• [THE TASK]:
Check every line of the data below for "this". Copy each one that has it.

• [RECORDS FOR THE TASK]:
§
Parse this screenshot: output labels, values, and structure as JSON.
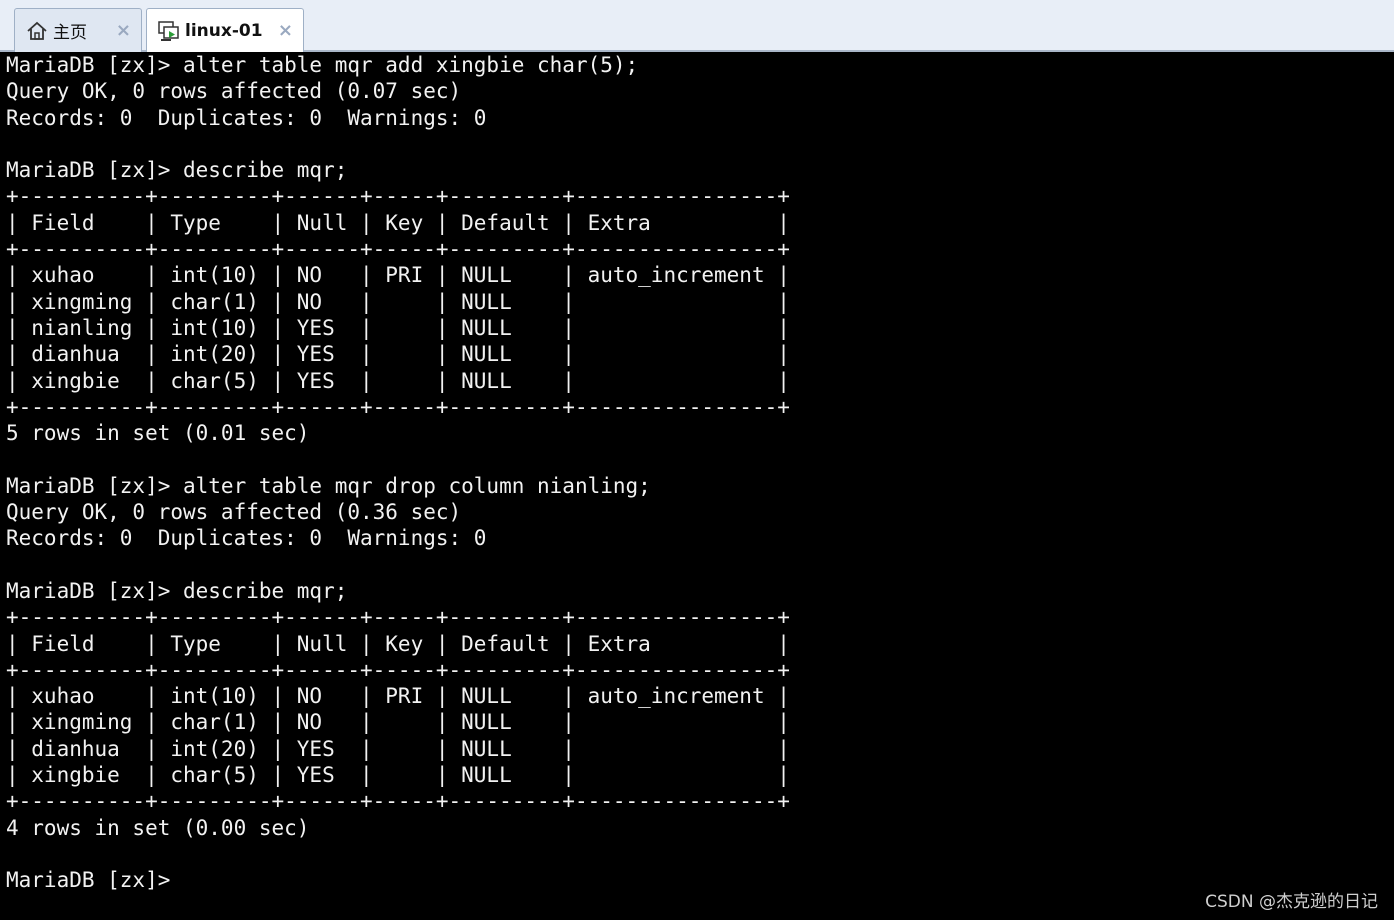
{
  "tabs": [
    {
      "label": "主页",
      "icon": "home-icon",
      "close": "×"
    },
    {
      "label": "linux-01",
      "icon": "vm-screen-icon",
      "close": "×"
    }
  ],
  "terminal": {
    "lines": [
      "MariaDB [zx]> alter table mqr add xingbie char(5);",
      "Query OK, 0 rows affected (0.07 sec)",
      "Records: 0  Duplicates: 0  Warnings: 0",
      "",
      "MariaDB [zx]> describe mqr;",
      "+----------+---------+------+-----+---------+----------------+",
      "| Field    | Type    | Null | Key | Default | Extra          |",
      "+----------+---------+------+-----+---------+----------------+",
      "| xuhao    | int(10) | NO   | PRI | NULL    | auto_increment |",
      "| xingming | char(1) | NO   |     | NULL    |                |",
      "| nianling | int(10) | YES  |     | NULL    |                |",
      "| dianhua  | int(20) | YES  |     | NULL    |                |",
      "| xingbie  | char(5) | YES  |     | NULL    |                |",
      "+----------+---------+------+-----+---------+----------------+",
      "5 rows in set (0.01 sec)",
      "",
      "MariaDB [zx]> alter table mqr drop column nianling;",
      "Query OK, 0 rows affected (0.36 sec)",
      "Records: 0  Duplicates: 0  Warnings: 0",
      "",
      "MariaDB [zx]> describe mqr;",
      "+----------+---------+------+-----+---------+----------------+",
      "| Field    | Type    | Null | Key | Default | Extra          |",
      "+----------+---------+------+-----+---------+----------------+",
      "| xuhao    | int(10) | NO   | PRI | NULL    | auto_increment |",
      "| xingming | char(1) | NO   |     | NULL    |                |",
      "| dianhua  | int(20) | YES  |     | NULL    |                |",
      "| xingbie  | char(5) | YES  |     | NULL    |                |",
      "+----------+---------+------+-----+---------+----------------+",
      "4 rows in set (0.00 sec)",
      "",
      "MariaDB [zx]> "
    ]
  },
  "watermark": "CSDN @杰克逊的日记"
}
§
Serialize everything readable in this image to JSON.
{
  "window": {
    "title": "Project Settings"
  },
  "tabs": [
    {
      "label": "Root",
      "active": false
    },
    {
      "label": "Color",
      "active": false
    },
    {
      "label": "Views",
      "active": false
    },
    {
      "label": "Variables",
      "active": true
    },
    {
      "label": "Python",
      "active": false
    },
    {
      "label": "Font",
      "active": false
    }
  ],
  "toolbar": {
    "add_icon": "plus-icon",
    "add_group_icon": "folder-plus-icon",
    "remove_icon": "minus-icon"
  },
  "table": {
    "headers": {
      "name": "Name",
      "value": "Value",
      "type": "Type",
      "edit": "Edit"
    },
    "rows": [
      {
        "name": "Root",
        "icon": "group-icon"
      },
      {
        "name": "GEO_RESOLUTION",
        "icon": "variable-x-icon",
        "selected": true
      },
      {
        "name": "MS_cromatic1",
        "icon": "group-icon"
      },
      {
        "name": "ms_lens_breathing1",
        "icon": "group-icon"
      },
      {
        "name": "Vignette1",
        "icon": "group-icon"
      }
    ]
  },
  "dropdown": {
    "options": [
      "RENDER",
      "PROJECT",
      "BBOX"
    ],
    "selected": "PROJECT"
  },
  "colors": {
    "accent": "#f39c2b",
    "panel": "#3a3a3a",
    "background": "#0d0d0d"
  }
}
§
• [SOLUTION]:
Parse this screenshot: output labels, values, and structure as JSON.
Serialize everything readable in this image to JSON.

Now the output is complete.